Alpine meadows, Natural treeless areas of grass vegetation do occur in small patches at altitudes. They form preferentially in snow accumulation sites and do not form an independent altitudinal strip. Occurring most often are dense thickets tall grass highly diversified in composition with usually no clearly predominant species; however, the general background is created by representatives of the genera.

*Human Impacts*


The activities of summer visitors to the alpine of Trail Ridge in Rocky Mountain National Park results in the rapid destruction of vegetation in the areas seen by most visitors at close range-especially near parking areas. Ecosystems differ in their reaction to trampling; those with high soil-moisture are most easily damaged. Tall herb ecosystems are next, and then fell field. Turf types are the most durable. Other activities affecting alpine are rock collecting, littering, crushing by car tires and flower picking.

*Goods and Exports*

Some of the goods and services of the alpine biome are meat, milk, fiber,eggs, and traction, but also economic valuation (all other are tangible contributions from that species such as transport, manure, hides,blood,crafting materials, winnings from competitive events, earnings from clearing and brush control

*Sources*

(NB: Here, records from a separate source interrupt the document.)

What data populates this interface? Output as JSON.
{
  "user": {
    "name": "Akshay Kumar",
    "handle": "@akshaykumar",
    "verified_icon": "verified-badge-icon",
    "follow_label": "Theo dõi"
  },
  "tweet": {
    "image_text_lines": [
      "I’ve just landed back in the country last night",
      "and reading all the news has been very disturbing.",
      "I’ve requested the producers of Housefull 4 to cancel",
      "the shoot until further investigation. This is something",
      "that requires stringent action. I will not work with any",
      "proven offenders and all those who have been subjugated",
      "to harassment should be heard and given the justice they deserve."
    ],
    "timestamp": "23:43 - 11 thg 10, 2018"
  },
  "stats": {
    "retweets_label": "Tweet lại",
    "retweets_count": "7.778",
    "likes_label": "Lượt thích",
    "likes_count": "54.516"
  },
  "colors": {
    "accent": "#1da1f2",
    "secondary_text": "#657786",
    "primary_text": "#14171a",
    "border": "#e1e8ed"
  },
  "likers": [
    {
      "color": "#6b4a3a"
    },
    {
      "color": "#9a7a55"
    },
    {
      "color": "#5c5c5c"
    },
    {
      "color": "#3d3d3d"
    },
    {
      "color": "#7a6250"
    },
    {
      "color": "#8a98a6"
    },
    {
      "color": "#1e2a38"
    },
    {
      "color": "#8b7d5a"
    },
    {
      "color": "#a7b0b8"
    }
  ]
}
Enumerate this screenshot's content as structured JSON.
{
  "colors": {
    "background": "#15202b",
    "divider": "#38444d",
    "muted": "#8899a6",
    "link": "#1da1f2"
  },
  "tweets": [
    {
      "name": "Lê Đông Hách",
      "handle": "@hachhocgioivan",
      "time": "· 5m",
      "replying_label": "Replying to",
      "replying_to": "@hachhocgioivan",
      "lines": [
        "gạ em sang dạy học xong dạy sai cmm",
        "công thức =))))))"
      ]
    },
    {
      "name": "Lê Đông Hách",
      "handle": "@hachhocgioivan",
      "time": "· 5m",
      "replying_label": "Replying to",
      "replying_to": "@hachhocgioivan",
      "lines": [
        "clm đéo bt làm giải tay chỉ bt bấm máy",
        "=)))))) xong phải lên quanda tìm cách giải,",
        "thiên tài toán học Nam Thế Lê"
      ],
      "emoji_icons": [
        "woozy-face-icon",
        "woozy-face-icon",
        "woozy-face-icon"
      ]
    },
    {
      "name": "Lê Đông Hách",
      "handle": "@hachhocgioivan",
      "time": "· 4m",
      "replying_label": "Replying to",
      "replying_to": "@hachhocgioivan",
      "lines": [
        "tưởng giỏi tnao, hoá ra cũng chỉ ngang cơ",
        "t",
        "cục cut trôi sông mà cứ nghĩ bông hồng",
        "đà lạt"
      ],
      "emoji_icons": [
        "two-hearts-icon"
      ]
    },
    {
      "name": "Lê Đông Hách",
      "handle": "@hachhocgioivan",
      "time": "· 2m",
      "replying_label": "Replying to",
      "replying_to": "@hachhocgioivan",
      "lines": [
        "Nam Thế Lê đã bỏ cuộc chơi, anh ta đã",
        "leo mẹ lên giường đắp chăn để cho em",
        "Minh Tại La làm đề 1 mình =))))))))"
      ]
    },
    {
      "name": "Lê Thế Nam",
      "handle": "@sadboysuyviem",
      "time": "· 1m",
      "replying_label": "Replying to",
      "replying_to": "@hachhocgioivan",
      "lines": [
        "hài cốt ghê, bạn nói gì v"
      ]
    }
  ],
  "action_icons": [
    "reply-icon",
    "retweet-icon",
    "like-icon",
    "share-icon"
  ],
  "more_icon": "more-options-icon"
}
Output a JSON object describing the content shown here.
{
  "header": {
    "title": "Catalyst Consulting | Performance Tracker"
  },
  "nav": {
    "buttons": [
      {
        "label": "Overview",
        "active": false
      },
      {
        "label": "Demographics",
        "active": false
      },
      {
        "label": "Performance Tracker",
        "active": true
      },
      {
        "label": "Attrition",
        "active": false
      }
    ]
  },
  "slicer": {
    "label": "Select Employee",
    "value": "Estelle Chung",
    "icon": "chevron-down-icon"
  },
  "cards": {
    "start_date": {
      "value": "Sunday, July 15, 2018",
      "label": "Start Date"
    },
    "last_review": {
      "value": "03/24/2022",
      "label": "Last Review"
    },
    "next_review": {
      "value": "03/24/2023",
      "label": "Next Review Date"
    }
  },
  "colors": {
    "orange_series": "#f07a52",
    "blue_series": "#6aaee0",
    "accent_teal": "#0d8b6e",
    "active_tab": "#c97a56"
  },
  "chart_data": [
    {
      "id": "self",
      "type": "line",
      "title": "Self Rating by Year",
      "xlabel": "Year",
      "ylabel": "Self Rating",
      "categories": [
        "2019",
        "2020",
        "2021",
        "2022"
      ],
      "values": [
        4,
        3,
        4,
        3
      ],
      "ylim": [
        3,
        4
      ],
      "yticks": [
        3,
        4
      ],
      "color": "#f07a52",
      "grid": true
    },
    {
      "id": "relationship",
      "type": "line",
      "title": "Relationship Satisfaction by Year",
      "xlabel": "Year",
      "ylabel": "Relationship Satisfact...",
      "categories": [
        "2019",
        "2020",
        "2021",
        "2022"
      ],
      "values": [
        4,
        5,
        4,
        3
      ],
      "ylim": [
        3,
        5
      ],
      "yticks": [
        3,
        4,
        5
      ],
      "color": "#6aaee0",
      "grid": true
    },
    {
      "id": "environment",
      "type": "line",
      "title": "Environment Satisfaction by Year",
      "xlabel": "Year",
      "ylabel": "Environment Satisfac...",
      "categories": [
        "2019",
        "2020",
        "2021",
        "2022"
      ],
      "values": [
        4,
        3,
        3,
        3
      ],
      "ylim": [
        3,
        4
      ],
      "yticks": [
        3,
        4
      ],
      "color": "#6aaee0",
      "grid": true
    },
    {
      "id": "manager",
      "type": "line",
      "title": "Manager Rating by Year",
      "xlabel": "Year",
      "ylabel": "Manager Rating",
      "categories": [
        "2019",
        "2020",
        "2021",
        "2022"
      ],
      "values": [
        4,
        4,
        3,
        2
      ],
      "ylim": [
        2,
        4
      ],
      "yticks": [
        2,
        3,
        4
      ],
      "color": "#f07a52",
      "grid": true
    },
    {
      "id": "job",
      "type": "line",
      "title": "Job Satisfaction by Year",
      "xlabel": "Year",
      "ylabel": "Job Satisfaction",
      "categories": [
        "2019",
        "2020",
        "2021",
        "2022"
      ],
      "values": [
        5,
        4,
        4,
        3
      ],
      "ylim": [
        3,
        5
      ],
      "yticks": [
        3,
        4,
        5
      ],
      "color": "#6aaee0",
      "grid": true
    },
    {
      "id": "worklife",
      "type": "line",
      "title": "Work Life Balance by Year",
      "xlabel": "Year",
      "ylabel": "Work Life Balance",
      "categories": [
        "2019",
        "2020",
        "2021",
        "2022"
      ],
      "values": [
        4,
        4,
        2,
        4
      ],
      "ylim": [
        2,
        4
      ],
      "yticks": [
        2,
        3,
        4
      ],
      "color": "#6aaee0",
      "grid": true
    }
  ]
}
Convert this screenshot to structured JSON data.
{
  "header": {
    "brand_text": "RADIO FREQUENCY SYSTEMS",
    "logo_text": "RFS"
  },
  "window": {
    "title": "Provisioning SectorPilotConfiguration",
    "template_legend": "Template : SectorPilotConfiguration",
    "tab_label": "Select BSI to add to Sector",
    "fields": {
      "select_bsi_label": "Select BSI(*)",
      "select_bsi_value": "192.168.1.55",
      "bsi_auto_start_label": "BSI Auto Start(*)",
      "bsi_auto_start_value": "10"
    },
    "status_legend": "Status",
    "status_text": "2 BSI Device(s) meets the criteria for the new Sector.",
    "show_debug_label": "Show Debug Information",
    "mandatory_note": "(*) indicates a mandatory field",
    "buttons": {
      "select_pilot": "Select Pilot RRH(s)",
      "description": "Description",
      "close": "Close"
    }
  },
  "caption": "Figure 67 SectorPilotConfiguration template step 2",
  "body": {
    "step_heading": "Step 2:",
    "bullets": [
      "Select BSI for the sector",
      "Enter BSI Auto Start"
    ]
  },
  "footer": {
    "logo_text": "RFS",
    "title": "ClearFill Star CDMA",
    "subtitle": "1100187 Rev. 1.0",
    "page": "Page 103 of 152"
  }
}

Alpine Vegetation (Dillon)
http://www.fegi.ru/prim/plant/rast1.htm
Human Impacts (Jeannie)
http://nohvcclibrary.forestry.uga.edu/ei%20wildlife%20human%20activit%20alpine%20tundra%20abs.htm
Goods and Exports
http://books.google.com/books?id=o5fIiqlKFzsC&pg=PA40&lpg=PA40&dq=goods+from+alpine+biome&source=web&ots=U7wK4ai7vV&sig=
f-CVySYN2xlC2EjKeF3IftOtdDw#PPA40,M1
Climate (Shane)
http://www.blueplanetbiomes.org/alpine_climate_page_.htm
Animal (Leslie)
http://www.blueplanetbiomes.org/alpine_animal_page.htm
About (Ashleigh)
http://www.blueplanetbiomes.org/alpine.htm
Locations (Chris)
http://www.blueplanetbiomes.org/himalayanalpine.htm
http://www.blueplanetbiomes.org/andes.htm
http://www.blueplanetbiomes.org/rocky_mountain.htm